Task goal
State, as a number alone, how many lines of the entries contain the word "setting".

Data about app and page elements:
┄┄┄┄┄┄┄┄┄┄

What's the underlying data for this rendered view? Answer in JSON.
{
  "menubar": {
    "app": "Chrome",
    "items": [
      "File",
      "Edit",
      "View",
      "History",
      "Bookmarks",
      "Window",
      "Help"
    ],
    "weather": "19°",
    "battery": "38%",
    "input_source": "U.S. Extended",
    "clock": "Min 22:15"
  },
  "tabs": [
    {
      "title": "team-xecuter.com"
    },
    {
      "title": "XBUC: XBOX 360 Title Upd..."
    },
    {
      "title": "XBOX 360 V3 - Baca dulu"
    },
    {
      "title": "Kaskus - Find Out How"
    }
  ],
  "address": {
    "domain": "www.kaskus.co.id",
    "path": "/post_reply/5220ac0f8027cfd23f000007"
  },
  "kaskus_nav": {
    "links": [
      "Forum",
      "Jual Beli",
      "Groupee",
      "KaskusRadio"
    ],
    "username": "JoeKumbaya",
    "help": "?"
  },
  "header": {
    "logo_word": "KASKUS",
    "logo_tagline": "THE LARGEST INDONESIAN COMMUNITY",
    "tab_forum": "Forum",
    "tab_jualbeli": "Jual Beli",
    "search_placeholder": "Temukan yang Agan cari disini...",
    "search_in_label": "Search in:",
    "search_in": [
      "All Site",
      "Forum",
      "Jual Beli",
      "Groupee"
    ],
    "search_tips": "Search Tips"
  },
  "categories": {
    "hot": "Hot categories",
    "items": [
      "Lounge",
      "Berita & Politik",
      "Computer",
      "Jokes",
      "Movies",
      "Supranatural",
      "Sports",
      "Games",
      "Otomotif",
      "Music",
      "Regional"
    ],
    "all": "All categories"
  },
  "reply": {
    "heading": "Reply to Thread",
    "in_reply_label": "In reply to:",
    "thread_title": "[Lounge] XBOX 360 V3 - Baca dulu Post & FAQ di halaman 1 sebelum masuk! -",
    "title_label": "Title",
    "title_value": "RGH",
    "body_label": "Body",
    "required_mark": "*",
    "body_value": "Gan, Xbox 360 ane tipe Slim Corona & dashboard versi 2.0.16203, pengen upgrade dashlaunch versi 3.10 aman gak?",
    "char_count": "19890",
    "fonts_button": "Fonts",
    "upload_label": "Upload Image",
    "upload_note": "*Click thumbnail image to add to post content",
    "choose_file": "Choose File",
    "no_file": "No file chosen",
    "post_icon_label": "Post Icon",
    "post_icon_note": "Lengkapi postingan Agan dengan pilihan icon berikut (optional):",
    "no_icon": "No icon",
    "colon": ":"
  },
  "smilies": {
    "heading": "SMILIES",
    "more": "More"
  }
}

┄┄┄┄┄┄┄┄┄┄

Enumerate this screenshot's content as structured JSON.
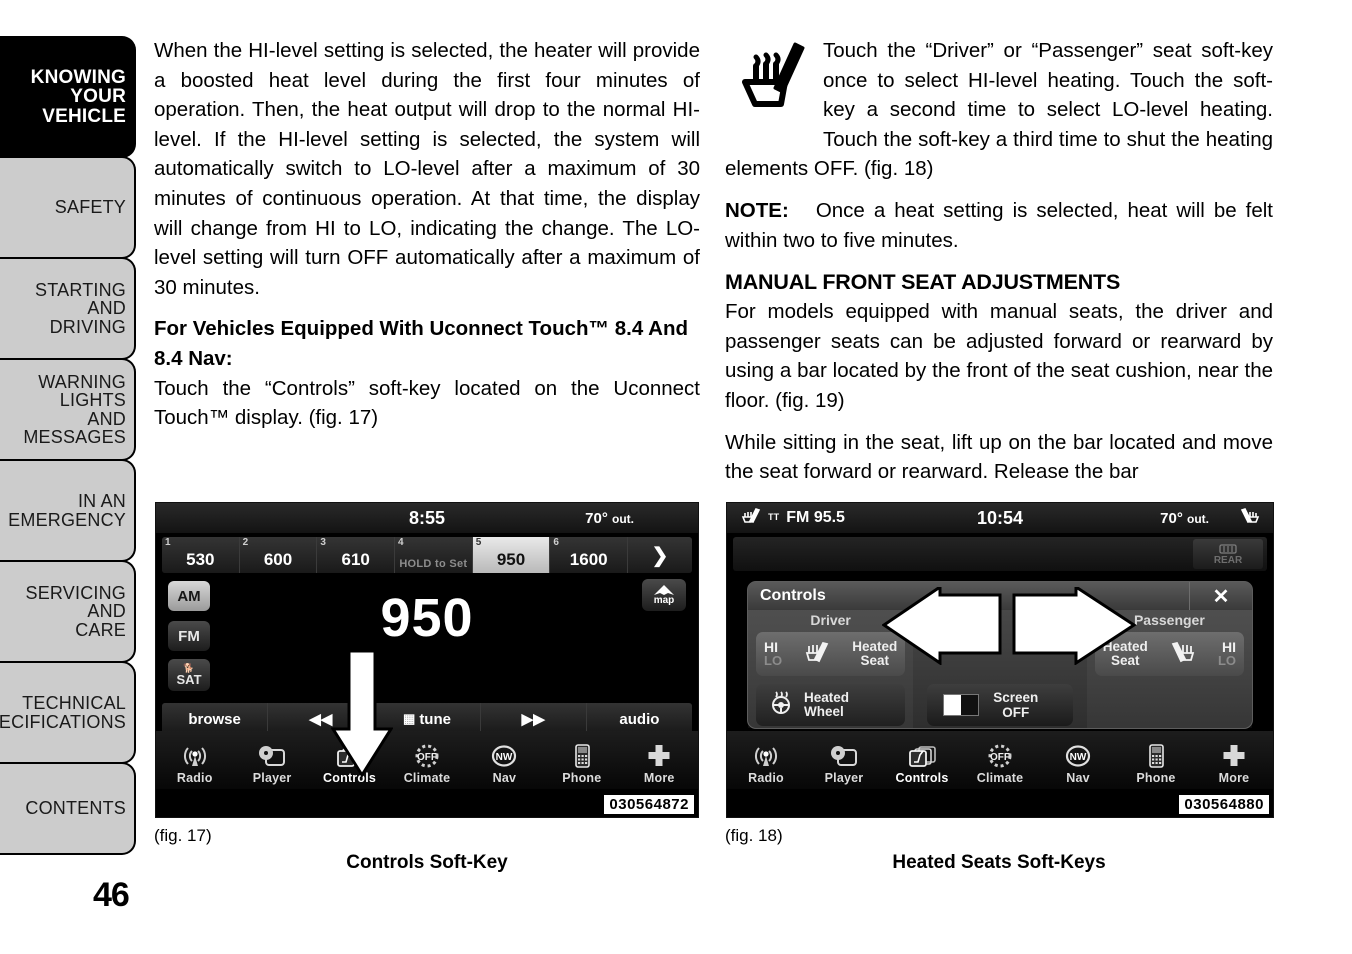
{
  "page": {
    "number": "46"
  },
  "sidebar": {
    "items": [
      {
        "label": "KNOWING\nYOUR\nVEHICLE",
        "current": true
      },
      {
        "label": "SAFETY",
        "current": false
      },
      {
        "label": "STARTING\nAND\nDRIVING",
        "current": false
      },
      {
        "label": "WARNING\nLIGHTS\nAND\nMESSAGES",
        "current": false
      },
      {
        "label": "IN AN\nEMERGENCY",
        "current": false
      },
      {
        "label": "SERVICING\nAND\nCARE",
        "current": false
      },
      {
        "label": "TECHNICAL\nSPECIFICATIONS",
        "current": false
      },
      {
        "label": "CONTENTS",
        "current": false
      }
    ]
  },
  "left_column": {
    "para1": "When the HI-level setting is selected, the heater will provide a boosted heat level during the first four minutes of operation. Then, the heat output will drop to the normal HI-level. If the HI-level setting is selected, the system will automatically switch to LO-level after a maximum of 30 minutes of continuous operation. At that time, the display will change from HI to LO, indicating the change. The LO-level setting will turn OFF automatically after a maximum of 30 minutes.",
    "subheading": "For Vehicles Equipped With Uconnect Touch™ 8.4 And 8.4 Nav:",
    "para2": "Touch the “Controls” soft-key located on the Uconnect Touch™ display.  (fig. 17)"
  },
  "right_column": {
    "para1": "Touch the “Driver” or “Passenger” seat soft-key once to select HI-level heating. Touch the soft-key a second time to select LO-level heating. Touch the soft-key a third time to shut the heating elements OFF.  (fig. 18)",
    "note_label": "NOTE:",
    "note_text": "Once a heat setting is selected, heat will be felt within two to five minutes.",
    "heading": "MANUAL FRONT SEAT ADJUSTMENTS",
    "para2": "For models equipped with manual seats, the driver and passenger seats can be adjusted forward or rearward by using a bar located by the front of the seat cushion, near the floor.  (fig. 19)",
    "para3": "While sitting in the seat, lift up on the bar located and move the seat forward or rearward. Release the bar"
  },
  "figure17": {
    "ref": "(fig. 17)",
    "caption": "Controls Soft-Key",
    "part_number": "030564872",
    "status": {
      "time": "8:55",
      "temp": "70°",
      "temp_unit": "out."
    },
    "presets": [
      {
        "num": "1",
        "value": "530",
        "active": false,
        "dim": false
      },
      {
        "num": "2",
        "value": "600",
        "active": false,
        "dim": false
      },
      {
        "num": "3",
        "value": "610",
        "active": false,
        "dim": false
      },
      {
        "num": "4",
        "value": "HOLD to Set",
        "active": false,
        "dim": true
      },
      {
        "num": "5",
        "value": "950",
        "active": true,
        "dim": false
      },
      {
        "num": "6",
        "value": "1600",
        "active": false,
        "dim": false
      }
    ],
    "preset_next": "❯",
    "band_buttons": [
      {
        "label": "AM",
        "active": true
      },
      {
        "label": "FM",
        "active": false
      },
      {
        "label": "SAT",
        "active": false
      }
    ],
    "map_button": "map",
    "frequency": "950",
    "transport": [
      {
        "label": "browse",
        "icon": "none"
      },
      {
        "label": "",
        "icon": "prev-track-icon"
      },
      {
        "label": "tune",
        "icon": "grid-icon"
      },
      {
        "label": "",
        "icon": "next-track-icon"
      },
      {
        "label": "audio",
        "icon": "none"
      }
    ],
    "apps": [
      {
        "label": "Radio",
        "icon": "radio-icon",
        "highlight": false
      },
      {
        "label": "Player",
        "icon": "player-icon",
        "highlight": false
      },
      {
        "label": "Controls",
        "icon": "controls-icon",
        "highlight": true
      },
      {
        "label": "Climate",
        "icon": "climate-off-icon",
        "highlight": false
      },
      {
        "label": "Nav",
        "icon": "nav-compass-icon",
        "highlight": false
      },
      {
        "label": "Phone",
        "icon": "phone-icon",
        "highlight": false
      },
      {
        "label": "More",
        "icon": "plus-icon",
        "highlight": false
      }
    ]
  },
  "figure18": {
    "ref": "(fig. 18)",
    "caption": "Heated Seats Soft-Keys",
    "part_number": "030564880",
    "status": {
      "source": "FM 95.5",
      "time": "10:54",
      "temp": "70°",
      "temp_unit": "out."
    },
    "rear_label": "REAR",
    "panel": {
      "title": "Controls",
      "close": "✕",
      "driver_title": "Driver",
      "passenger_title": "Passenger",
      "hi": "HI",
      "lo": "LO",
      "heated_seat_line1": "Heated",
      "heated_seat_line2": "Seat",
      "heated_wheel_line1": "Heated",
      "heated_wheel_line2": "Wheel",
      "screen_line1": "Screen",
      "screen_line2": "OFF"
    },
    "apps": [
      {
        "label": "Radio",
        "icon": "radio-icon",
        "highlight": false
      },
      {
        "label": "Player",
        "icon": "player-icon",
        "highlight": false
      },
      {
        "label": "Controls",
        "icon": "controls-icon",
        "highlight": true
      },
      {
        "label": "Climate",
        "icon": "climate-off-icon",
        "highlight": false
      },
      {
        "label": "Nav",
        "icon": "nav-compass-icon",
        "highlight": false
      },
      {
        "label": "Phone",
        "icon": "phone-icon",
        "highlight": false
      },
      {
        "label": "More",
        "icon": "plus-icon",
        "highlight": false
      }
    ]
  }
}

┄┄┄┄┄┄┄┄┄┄

Answer area
2